The criminal domestic violence bill passed by the House on Thursday offers South Carolina realistic hope for becoming a safer place. It also offers hope that legislators can, after all, compromise and get things done.
Early last week, it still appeared that enacting a criminal domestic violence law might not happen despite widespread pleas from across the state. The Senate’s bill was stronger than the House bill, and neither seemed inclined to compromise.
But it now seems likely that the two chambers will be able to arrive at a bill to send to Gov. Nikki Haley for her signature. The House approved a compromise proposal — a solid framework for a conference committee to use this week in producing a final bill that both the Senate and the House can support.
The House bill isn’t perfect. The Senate’s initial bill was tougher on prosecuting cases of CDV and on keeping guns out of the hands of domestic abusers.
But the House did come quite a way from its early refusal to take guns from offenders. The revised bill would prohibit offenders from having guns for three years on lesser charges and 10 years on more serious violations. The most serious offenders would lose their right to have guns for life.
Federal law prohibits felons and domestic violence offenders from having guns — a more fitting punishment — but the law is rarely enforced in South Carolina, and the House was unwilling to go that far.
Another disappointment in the House bill is that prosecutors and judges would be allowed to plead CDV charges down to assault and battery, therefore avoiding the gun ban altogether.

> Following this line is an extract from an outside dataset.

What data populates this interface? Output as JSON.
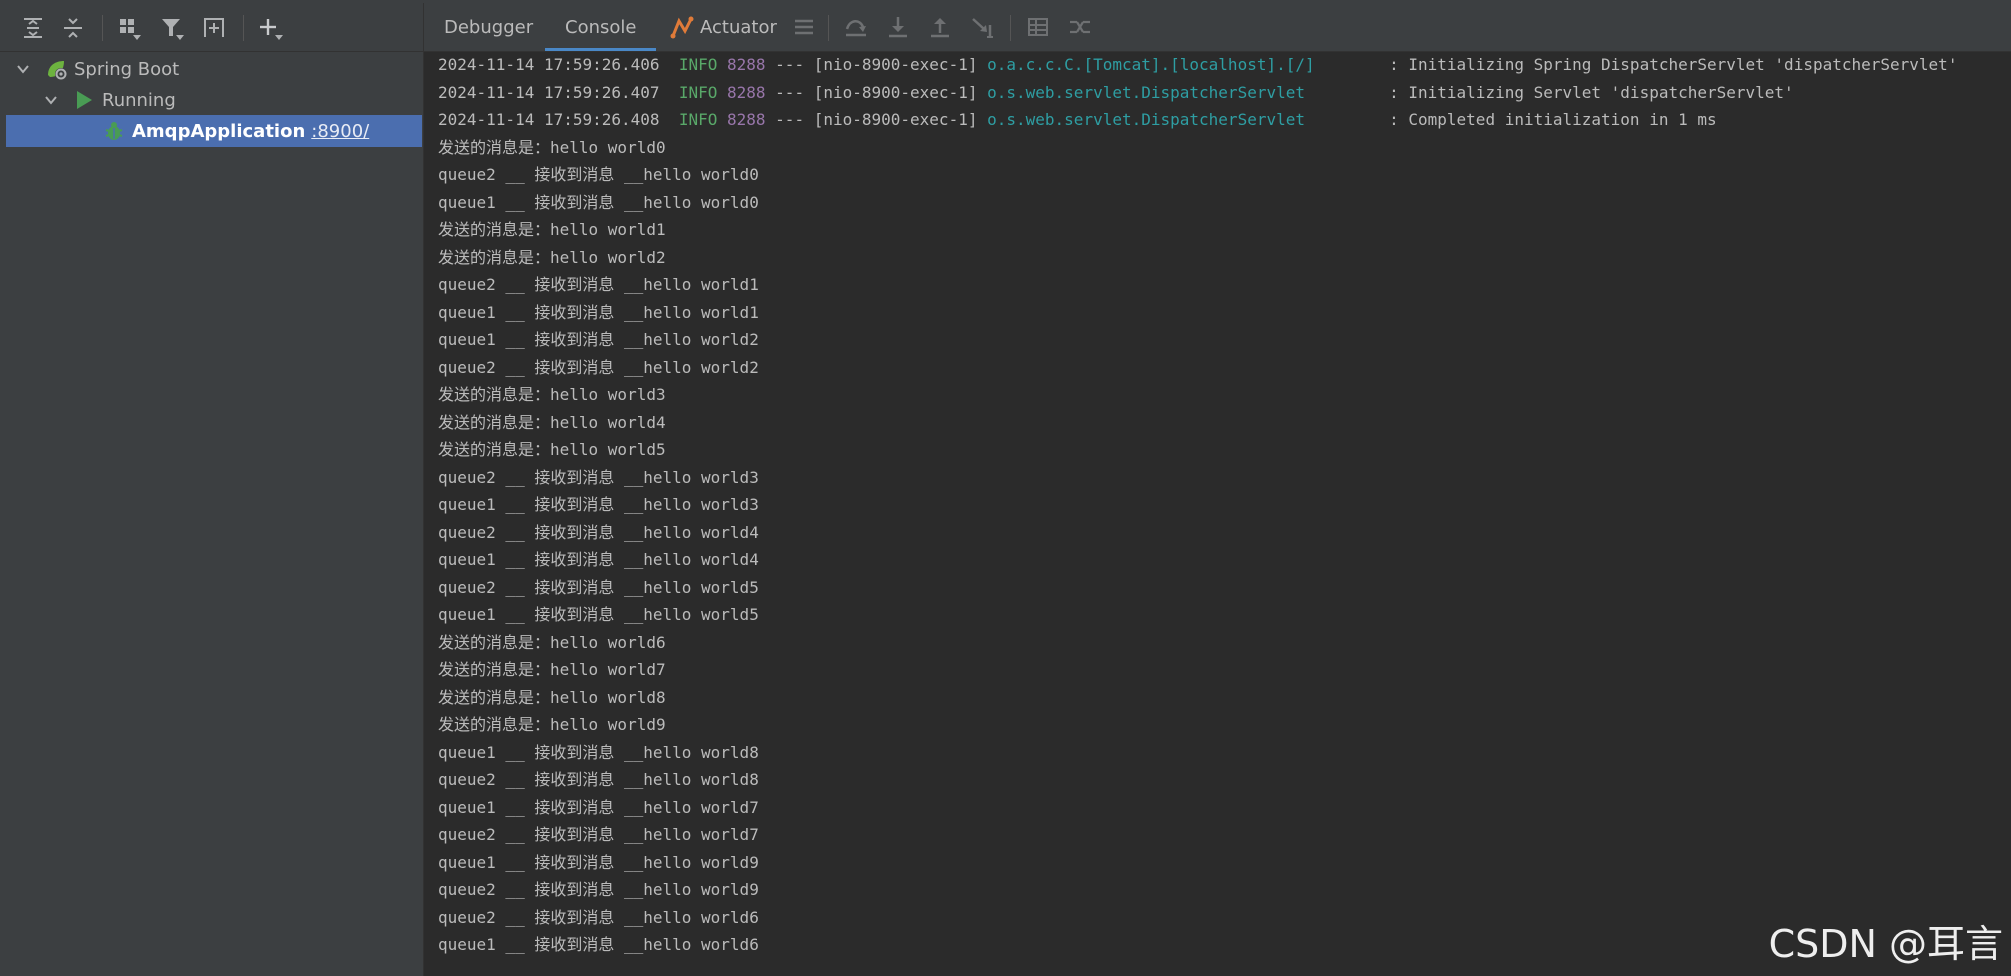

And judges can choose not to take away a batterer’s guns for low-level offenses.
Those are troubling loopholes.
But victims advocates say the bill is a tremendous improvement over the way the state currently handles CDV violations. And given the sickening statistics that put South Carolina near the top of the list of states most dangerous for women, things really need to change.
House Speaker Jay Lucas, R-Hartsville, also applauded the bill for requiring schools to teach students about domestic abuse. He said it is important to “transform our culture,” and education is key.
If, as expected, a strong bill from the conference committee becomes law, CDV offenders will be punished according to the severity of the crime — and repeat offenders will be subject to stronger penalties. Offenders tend to inflict more damage with each offense.
The compromise bill also would allow prosecutors to consider whether a crime was committed in the presence of a minor or if the victim was strangled. Those could carry stiffer sentences.
And judges, when setting bond, could consider an offender’s danger to individuals as well as community.
Further, the legislation would establish an advisory committee to study domestic violence cases. That is a wise provision. There is more to learn about how to adjudicate, treat and prevent CDV.
The House’s compromise bill goes a long way to addressing the insidious problems of criminal domestic violence in South Carolina.
The Senate should get on board so that our state can begin the difficult task of overcoming this devastating epidemic.